Q: How many languages can you speak, read or write?

A: French, rather less German and Spanish (better reading than speaking for both), rudimentary Italian. Plus fragmentary Ancient Greek that I’d like to revive. 

Q: What’s been your most memorable visit to another country? 

A: Luckily there have been many but the most memorable has to be the first, after I left school, when I and a friend drove around France and Italy for two months in a battered old Austin 1100 (look it up!). I never had holidays abroad as a kid so this was an absolute feast, though we just camped and ate bread, pâté and cheese. 

Q: If you could learn a language that you don’t already know, what would it be and why?

A: Apart from Greek (see above), I’d like to convert my primitive Italian into something more respectable. 

Q: Do you think you have a novel inside you? 

A: If so, it should probably stay there. I love fiction but oddly I’ve never thought that writing it represented the only, or always highest, pinnacle of literary achievement. 

Q: In another interview you said your motto was: γνῶθι σεαυτόν (know thyself). What are you good at and not so good at when it comes to your work? 

A: Good at: fast work and short(ish) deadlines. Not so good at: longer projects with fuzzy deadlines. I can manage the latter, if they’re broken down into smaller chunks. I’m fairly good (I hope) at telling other people’s stories, maybe not so good with my own: two close colleagues have recently published (excellent) family memoirs; I’m not sure I could ever do that or, if I did, it would need some more indirect format.

Q: What would your advice be to someone pursuing a career in criticism and writing?

A: Only ‘pursue a career’ in criticism and writing as a full-time occupation if you’re likely to be materially comfortable whatever happens to your plans. If not, do another job well that doesn’t repulse you but that will not eat up all your time, feelings and perceptions. There’s much to be said for keeping at a distance from the literary (and for that matter academic) scene if you want your writing to develop a voice and identity of its own. Not that I’ve practised what I preach…

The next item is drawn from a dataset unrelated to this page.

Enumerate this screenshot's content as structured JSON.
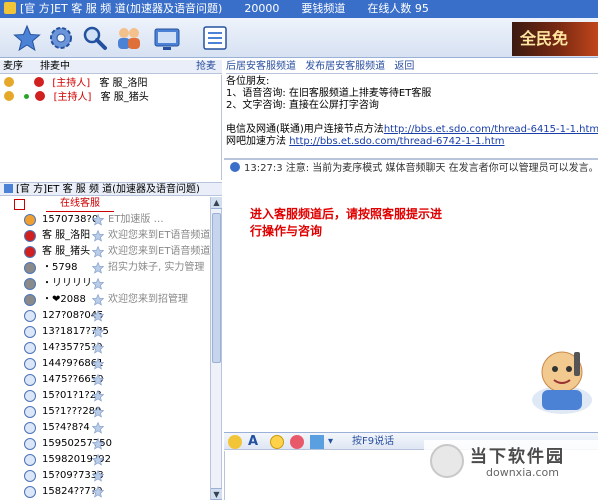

Q: Favourite film?

A: The collected works of Max Ophüls and, if I had to choose one, ‘Madame de…’

Q: Desert Island book? 

A: A hefty poetry anthology: maybe ‘The Rattle Bag’ and ‘The School Bag’ (selected by Seamus Heaney and Ted Hughes) could count as a single choice. 

Q: Any hobbies which are unrelated to writing and reading?

A: Swimming, walking, music, cooking

Q: Any story behind the name Tonkin? Or Boyd ? 

A: It’s a Cornish name, though you also find Boyd in Scotland and Ireland (and people of Scottish and Irish descent). A few years ago there was an Irish test cricketer (who later played for England) called Boyd Rankin, which was a bit too close for comfort.